Within the lines below, find those that hold the string "window" and copy each one.

Items from a data source:
━━━━━━━━

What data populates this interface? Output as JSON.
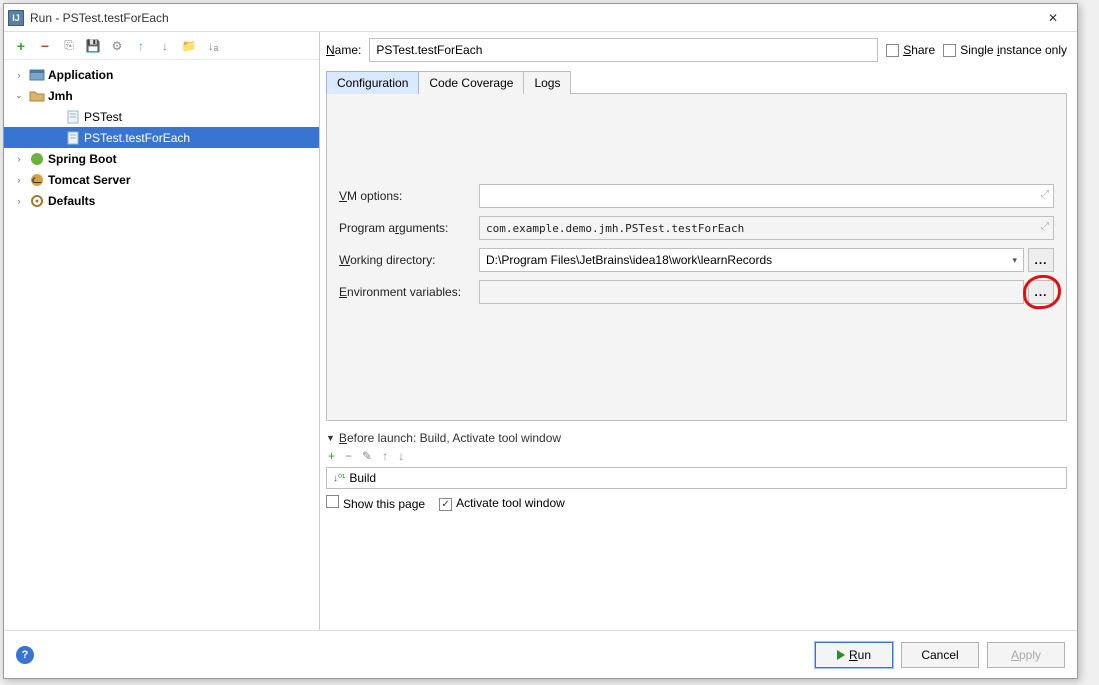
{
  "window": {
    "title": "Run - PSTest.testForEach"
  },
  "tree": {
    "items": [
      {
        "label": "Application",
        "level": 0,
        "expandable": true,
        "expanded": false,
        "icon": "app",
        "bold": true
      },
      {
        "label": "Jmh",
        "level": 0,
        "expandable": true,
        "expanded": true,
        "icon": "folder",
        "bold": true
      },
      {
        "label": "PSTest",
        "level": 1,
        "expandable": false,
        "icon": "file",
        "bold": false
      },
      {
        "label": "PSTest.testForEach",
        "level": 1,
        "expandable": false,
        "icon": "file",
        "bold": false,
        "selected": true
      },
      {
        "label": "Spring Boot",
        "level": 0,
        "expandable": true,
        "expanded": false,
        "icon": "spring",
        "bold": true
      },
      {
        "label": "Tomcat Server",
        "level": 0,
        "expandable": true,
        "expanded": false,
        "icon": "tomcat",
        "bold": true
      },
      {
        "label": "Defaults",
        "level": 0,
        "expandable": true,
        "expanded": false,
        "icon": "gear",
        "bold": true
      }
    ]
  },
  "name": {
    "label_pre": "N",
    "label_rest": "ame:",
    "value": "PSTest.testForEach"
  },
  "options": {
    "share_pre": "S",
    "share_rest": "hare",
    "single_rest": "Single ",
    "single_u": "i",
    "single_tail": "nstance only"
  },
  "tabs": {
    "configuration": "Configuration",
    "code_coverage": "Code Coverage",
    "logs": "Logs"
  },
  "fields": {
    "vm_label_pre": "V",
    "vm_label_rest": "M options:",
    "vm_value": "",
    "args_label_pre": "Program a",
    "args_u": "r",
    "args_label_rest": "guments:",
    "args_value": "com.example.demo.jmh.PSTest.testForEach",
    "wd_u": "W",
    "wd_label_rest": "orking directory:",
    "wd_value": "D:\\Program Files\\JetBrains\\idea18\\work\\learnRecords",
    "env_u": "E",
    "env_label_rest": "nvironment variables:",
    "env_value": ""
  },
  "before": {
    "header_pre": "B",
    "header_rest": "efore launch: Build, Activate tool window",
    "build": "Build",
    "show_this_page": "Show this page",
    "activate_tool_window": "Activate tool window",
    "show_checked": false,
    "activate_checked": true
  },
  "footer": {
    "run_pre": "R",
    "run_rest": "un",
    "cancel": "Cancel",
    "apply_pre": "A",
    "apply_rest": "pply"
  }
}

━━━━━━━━

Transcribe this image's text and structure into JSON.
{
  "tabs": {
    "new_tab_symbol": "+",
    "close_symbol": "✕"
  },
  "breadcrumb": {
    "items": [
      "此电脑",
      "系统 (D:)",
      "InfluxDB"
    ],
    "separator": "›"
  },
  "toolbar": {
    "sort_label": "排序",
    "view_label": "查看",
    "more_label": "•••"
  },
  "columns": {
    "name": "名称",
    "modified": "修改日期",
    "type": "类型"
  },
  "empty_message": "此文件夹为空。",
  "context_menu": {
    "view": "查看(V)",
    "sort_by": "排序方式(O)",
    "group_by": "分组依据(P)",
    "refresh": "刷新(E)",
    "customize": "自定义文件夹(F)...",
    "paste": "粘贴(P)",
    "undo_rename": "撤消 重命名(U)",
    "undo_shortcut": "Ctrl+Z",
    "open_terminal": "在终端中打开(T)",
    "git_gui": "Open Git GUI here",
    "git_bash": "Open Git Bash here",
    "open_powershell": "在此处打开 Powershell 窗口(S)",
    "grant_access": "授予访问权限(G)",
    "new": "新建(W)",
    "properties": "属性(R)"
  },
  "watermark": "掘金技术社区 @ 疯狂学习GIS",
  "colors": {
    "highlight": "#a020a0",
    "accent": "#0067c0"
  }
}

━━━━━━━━

▶ **REPLY**:
  "window": {
    "header_rest": "efore launch: Build, Activate tool window",
    "activate_tool_window": "Activate tool window",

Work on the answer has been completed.